STAWELL - Residents opposed to the Big Hill Enhanced Development Project have vowed to step up the fight against the proposal by drawing nation wide attention to their plight.
More than 80 people attended the latest public meeting to discuss the future of the town landmark and how to best respond to the Environment Effects Statement (EES).
Friend of Big Hill, Malcolm Hirst urged people on both sides of the debate to apply common sense when responding to the material contained in the report.
"It seems to me that it's common sense not to want to add to the risk to the community," he said.
"It seems to me that it is common sense not to do anything that might impact on my health, your health or anybody else's health.
"It doesn't matter how small that impact may be, it's just the idea that it's not good to do harm to your fellow citizens.
"It seems to me that it's probably common sense to think about where their (Stawell Gold Mine) actually going to do this work. For the past 150 years, people have put together rules to try and separate houses from industrial type activity, they are in the planning acts, they're all over the place."
Fisher Street resident, Marion Kossowski said the prospect of the project going ahead had already heightened the level of anxiety among people in the town.
"Those of us who are passionate about saving Big Hill, and keeping Stawell as the quiet attractive town, we all love, are now dealing with stress and anxiety on a daily basis which often leads to more serious ailments," she said.
"Just before Crocodile Gold Corporation announced their shocking proposal to open cut mine Big Hill, my husband and I had decided to relocate from our home in California to Stawell with the intention to upgrade and improve our property.
"Needless to say recent events have forced us to put all our plans on hold."
Friend of Big Hill, Wendy Melbourne said aspects of Stawell's heritage and culture are under threat.
They include the Pioneers Memorial, direction indicator and Quartz Memorial.
"It is so important that we keep these things. For tourism it is very important, but on a local level it is even more important."
Mrs Melbourne said she has concerns for the structural integrity of buildings including the old court house, schools and churches erected in the late 19th and early 20th century.
"It worries me how these buildings will react to blasting and there has been a lot more houses go up in the Fisher Street area in the last 14 years."
Mr Hirst encouraged residents, regardless of their view to take the opportunity to make a submission before next week's deadline.
"We as members of the public get an opportunity to talk to the referee, the mine has spoken to the referee, now's our chance," he said.

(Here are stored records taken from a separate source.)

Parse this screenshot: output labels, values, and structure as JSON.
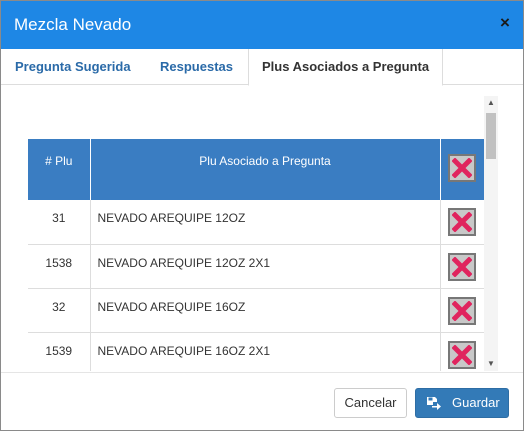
{
  "window": {
    "title": "Mezcla Nevado",
    "close_glyph": "×"
  },
  "tabs": [
    {
      "label": "Pregunta Sugerida",
      "active": false
    },
    {
      "label": "Respuestas",
      "active": false
    },
    {
      "label": "Plus Asociados a Pregunta",
      "active": true
    }
  ],
  "table": {
    "headers": {
      "num": "# Plu",
      "name": "Plu Asociado a Pregunta"
    },
    "rows": [
      {
        "num": "31",
        "name": "NEVADO AREQUIPE 12OZ"
      },
      {
        "num": "1538",
        "name": "NEVADO AREQUIPE 12OZ 2X1"
      },
      {
        "num": "32",
        "name": "NEVADO AREQUIPE 16OZ"
      },
      {
        "num": "1539",
        "name": "NEVADO AREQUIPE 16OZ 2X1"
      }
    ]
  },
  "scrollbar": {
    "up_glyph": "▲",
    "down_glyph": "▼"
  },
  "footer": {
    "cancel_label": "Cancelar",
    "save_label": "Guardar"
  },
  "colors": {
    "header": "#1e87e5",
    "table_header": "#3a7dc2",
    "delete_x": "#e0245e",
    "primary_button": "#337ab7"
  },
  "icons": {
    "close": "close-icon",
    "delete": "x-mark-icon",
    "save": "save-icon"
  }
}
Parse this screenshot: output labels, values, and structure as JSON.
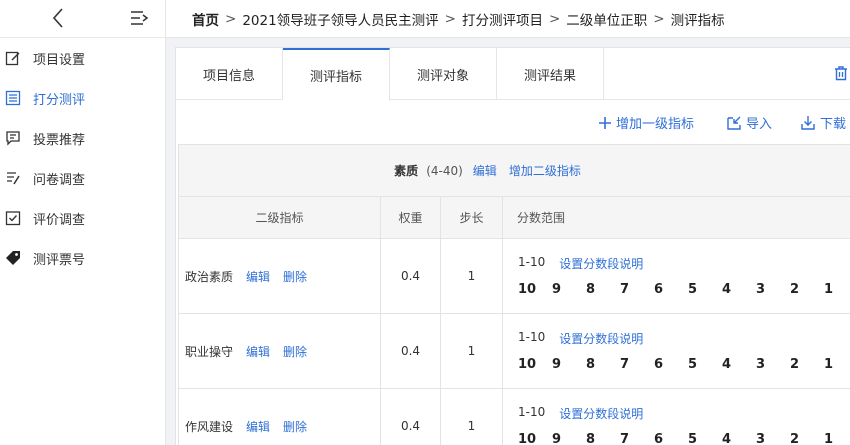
{
  "sidebar": {
    "items": [
      {
        "label": "项目设置",
        "icon": "edit-icon",
        "active": false
      },
      {
        "label": "打分测评",
        "icon": "scoring-icon",
        "active": true
      },
      {
        "label": "投票推荐",
        "icon": "vote-icon",
        "active": false
      },
      {
        "label": "问卷调查",
        "icon": "survey-icon",
        "active": false
      },
      {
        "label": "评价调查",
        "icon": "review-icon",
        "active": false
      },
      {
        "label": "测评票号",
        "icon": "ticket-tag-icon",
        "active": false
      }
    ]
  },
  "breadcrumb": [
    "首页",
    "2021领导班子领导人员民主测评",
    "打分测评项目",
    "二级单位正职",
    "测评指标"
  ],
  "tabs": [
    {
      "label": "项目信息",
      "active": false
    },
    {
      "label": "测评指标",
      "active": true
    },
    {
      "label": "测评对象",
      "active": false
    },
    {
      "label": "测评结果",
      "active": false
    }
  ],
  "actions": {
    "add_level1": "增加一级指标",
    "import": "导入",
    "download": "下载"
  },
  "group": {
    "name": "素质",
    "range": "(4-40)",
    "edit": "编辑",
    "add_level2": "增加二级指标"
  },
  "columns": {
    "indicator": "二级指标",
    "weight": "权重",
    "step": "步长",
    "score_range": "分数范围"
  },
  "rows": [
    {
      "name": "政治素质",
      "edit": "编辑",
      "delete": "删除",
      "weight": "0.4",
      "step": "1",
      "range": "1-10",
      "range_link": "设置分数段说明",
      "scores": [
        "10",
        "9",
        "8",
        "7",
        "6",
        "5",
        "4",
        "3",
        "2",
        "1"
      ]
    },
    {
      "name": "职业操守",
      "edit": "编辑",
      "delete": "删除",
      "weight": "0.4",
      "step": "1",
      "range": "1-10",
      "range_link": "设置分数段说明",
      "scores": [
        "10",
        "9",
        "8",
        "7",
        "6",
        "5",
        "4",
        "3",
        "2",
        "1"
      ]
    },
    {
      "name": "作风建设",
      "edit": "编辑",
      "delete": "删除",
      "weight": "0.4",
      "step": "1",
      "range": "1-10",
      "range_link": "设置分数段说明",
      "scores": [
        "10",
        "9",
        "8",
        "7",
        "6",
        "5",
        "4",
        "3",
        "2",
        "1"
      ]
    }
  ],
  "colors": {
    "accent": "#2f6fd6",
    "text": "#333333",
    "header_bg": "#f5f5f5"
  }
}
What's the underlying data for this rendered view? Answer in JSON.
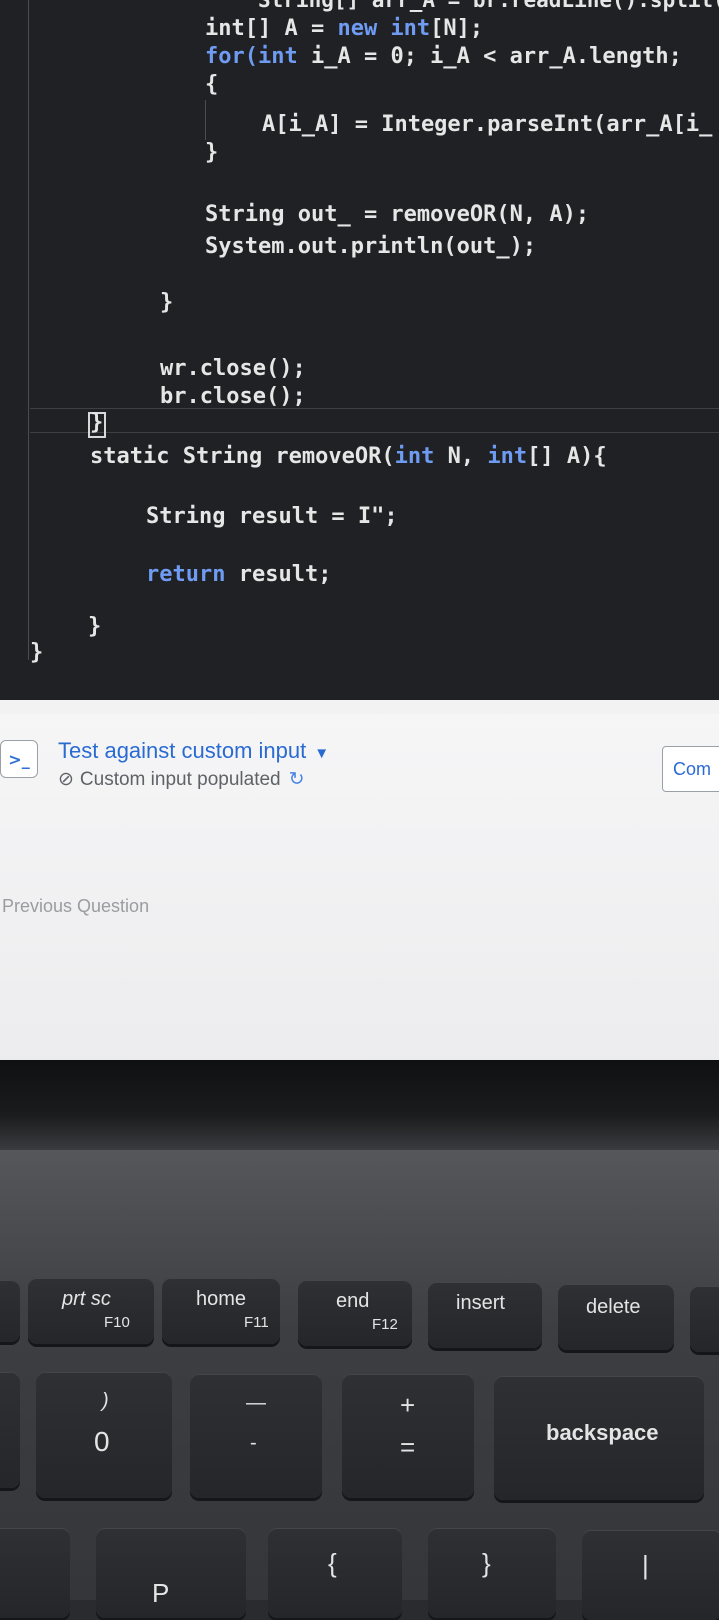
{
  "editor": {
    "lines": {
      "l0": "String[] arr_A = br.readLine().split(",
      "l1a": "int[] A = ",
      "l1b": "new int",
      "l1c": "[N];",
      "l2a": "for",
      "l2b": "(int",
      "l2c": " i_A = 0; i_A < arr_A.length;",
      "l3": "{",
      "l4": "A[i_A] = Integer.parseInt(arr_A[i_",
      "l5": "}",
      "l6": "String out_ = removeOR(N, A);",
      "l7": "System.out.println(out_);",
      "l8": "}",
      "l9": "wr.close();",
      "l10": "br.close();",
      "l11": "}",
      "l12a": "static String removeOR(",
      "l12b": "int",
      "l12c": " N, ",
      "l12d": "int",
      "l12e": "[] A){",
      "l13a": "String result = ",
      "l13b": "\";",
      "l14a": "return",
      "l14b": " result;",
      "l15": "}",
      "l16": "}"
    }
  },
  "panel": {
    "custom_input_title": "Test against custom input",
    "custom_input_status": "Custom input populated",
    "compile_label": "Com",
    "previous_question": "Previous Question"
  },
  "keyboard": {
    "prtsc": {
      "main": "prt sc",
      "sub": "F10"
    },
    "home": {
      "main": "home",
      "sub": "F11"
    },
    "end": {
      "main": "end",
      "sub": "F12"
    },
    "insert": {
      "main": "insert"
    },
    "delete": {
      "main": "delete"
    },
    "zero": {
      "top": ")",
      "main": "0"
    },
    "minus": {
      "top": "—",
      "main": "-"
    },
    "equals": {
      "top": "+",
      "main": "="
    },
    "backspace": {
      "main": "backspace"
    },
    "p": {
      "main": "P"
    },
    "lbrace": {
      "main": "{"
    },
    "rbrace": {
      "main": "}"
    },
    "pipe": {
      "main": "|"
    }
  },
  "colors": {
    "editor_bg": "#1f2124",
    "keyword": "#6f9cf2",
    "link_blue": "#2a6bd2"
  }
}
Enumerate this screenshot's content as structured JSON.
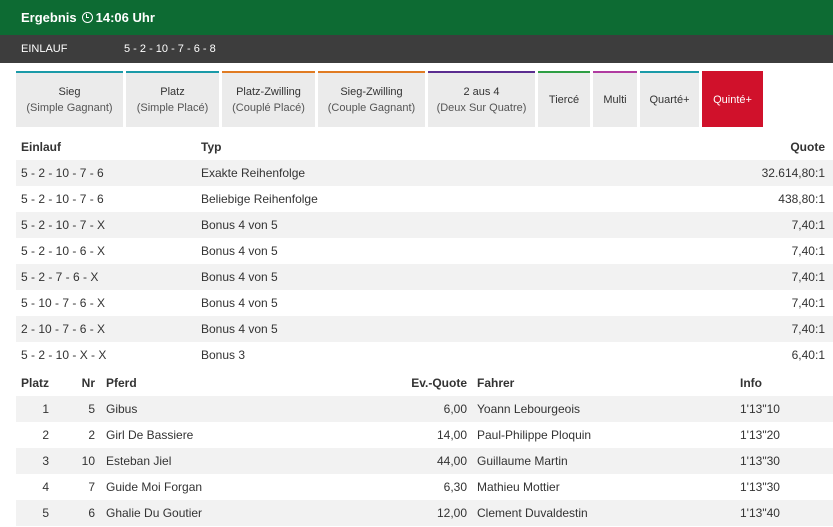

"Just because it is 7,000 pages, doesn't make it right. Volume and quality can be two different things.
"I'm sure if I spoke to you on a face to face basis, you'd tell me what you thought, we may agree, we may disagree, but you would say something, so please say it to the referee."